This documentary and semi-restoration of Bruce Lee's original idea for what he envisioned for The Game of Death is the what I consider the real(est) version we'll ever see.
Brilliant and bittersweet, brilliant for honoring Lee's vision accurately, but bittersweet because that's all we'll ever have of a great film.
A good look at Bruce Lee as a fighter and as an interesting and thoughtful person. The real value here, though, is that the entire climax of his last film, Game of Death is shown here for the first time. Some amazing fight sequences. Worthwhile to see this documentary just for that portion!
With just a few films under his belt before his death (most of which were pretty basic and amateurish, in early Golden Harvest tradition), the whole Bruce Lee myth can feel a little inflated--as soon as you see him move, of course, then you remember that it's justified. You could feel the tension in the air any time he fought, and this doc sheds some light on his shadowy life and sums up the science behind his stage presence, a…

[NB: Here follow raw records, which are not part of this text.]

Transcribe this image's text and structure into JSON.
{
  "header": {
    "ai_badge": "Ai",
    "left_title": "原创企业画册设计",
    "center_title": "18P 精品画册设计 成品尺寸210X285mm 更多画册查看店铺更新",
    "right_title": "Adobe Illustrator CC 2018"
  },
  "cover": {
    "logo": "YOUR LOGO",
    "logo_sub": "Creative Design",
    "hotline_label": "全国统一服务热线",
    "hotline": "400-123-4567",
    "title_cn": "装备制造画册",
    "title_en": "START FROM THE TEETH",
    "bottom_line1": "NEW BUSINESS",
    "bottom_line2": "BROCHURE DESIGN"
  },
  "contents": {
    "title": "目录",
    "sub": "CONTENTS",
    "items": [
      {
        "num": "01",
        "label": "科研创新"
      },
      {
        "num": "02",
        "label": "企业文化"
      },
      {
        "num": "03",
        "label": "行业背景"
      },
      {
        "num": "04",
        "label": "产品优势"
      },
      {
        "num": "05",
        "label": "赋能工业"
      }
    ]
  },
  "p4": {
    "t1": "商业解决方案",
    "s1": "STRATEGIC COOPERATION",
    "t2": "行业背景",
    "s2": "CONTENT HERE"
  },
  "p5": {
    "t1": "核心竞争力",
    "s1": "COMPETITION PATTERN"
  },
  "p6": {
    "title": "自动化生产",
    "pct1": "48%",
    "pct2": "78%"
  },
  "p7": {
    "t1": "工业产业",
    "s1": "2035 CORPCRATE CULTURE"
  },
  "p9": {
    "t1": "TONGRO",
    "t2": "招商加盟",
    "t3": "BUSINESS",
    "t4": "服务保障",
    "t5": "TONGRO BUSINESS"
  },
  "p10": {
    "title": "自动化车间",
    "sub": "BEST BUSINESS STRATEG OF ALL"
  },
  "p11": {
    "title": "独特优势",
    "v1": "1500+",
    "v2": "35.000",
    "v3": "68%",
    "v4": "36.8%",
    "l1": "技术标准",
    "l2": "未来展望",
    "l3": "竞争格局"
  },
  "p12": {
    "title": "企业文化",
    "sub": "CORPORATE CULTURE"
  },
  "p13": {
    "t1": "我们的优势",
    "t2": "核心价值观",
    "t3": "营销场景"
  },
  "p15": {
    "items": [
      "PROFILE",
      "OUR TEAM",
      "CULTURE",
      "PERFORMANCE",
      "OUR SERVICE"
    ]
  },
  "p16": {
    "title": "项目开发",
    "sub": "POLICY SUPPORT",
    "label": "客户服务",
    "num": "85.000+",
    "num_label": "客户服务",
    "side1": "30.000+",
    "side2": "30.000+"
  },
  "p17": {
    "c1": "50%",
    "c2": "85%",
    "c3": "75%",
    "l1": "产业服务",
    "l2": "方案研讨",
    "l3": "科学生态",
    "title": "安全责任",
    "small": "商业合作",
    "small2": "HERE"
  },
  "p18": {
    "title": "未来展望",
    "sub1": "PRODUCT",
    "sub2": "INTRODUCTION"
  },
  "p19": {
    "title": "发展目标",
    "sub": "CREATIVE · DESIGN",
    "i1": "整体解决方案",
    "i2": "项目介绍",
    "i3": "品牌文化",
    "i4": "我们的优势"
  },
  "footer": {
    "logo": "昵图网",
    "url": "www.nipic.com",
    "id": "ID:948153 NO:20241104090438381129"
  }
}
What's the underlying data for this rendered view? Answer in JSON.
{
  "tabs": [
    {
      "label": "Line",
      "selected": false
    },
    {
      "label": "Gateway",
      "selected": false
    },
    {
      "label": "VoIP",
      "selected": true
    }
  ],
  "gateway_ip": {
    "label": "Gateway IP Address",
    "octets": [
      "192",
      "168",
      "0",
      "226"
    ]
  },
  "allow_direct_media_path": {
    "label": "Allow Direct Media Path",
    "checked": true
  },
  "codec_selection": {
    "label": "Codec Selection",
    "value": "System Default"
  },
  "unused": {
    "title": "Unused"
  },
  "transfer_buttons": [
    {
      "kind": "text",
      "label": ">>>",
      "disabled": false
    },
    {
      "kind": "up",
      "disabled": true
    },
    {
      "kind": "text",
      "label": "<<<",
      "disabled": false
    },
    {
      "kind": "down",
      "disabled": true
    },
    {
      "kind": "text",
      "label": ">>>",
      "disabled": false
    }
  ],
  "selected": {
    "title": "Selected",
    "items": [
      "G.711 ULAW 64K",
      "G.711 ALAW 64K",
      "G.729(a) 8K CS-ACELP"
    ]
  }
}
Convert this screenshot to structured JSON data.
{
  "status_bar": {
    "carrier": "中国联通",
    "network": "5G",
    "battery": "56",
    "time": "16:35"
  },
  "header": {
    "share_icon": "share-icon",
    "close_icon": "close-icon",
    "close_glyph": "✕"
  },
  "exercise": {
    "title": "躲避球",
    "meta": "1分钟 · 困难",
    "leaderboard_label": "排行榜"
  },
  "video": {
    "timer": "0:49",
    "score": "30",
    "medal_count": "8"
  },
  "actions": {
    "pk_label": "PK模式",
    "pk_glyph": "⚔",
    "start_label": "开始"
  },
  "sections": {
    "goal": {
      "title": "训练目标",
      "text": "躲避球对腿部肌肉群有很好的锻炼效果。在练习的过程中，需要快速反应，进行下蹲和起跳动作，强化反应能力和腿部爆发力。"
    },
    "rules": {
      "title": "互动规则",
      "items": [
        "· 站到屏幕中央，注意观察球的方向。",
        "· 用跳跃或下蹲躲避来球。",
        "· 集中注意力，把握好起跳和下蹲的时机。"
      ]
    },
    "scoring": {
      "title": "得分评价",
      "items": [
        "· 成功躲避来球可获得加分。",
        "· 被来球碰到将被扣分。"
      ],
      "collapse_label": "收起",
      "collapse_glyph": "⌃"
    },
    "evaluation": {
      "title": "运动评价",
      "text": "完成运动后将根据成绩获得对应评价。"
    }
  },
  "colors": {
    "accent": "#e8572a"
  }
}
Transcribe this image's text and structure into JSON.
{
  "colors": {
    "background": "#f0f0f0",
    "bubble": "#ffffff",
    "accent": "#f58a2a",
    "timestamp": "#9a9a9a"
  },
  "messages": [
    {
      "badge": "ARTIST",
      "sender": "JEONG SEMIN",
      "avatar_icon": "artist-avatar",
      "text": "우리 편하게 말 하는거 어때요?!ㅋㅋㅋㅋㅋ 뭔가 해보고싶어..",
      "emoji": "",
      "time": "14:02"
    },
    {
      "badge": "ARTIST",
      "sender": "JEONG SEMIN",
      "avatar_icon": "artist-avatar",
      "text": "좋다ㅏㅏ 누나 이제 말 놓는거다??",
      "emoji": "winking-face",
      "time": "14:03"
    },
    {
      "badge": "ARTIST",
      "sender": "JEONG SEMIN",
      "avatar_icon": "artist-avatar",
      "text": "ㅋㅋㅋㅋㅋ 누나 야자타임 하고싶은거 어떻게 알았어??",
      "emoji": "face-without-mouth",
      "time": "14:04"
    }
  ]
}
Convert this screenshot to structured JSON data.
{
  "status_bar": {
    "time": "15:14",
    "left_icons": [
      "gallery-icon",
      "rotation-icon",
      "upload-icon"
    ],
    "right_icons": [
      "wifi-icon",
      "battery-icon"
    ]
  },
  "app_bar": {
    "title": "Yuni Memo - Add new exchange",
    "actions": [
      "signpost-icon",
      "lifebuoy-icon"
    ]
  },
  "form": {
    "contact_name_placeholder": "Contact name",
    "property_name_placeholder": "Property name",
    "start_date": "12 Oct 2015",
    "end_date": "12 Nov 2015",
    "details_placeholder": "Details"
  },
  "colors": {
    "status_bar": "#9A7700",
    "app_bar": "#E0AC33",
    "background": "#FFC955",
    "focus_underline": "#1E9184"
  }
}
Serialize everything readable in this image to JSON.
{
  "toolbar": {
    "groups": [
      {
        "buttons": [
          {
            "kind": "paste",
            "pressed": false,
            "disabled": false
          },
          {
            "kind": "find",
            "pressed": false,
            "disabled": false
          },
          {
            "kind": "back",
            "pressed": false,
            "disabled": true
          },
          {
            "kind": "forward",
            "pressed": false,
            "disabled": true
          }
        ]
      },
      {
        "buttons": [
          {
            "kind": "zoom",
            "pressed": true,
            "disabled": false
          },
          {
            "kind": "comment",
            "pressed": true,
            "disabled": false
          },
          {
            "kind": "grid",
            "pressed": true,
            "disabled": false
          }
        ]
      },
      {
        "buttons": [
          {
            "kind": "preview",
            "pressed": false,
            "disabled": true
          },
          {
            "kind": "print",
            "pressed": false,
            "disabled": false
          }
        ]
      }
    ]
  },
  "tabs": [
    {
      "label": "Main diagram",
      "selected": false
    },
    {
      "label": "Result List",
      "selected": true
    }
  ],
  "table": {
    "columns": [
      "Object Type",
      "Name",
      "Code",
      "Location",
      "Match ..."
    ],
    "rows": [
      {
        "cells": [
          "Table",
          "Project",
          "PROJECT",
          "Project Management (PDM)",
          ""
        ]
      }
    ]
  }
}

Although this is a documentary biopic, which is really not my favorite sub-genre, it at least takes an interesting approach. Rather than focusing on Bruce's life as a whole, the film charts his development as a martial artist, through his days as a "Gung-Fu" Wing Chun proponent, into his invented Jeet Kune Do, and finally into his philosophy of formlessness that guided his films. The film, like most biopics, fails to engage its subject critically, but at least manages to…
A Warrior's Journey is a interesting documentary about one of the most influential martial artists ever.
It doesn't tell the story about Bruce Lee's life from cradle to grave but it is focused on his philosophy and his thoughts about martial arts respectively his way of life.
Many other documentaries show a pretty arrogant Bruce Lee, who wants to be the best fighter ... Bruce Lee: A Warrior's Journey shows a intelligent, ambitious man with no limitations as limitations.
Really decent documentary in which it is clear that the maker clearly cares a great deal about his subject matter, in this case the life and career if Bruce Lee.
The lost footage from Lee's , Game of Death only adds to the man's legend. You can see what would have been and can only imagine any future work he might have done.
Basically this documentary was made because they discovered more footage from Bruce Lee's original Game of Death complete with Lee's production notes, dialogue and which cuts were to be used for the final film. With this they are able to put together what was probably going to be the end of Bruce Lee's film and it ends up being a complete 34 minutes. Robert Clouse's bastardized Game of Death 1978 only uses 12 minutes of this footage.
That's like the…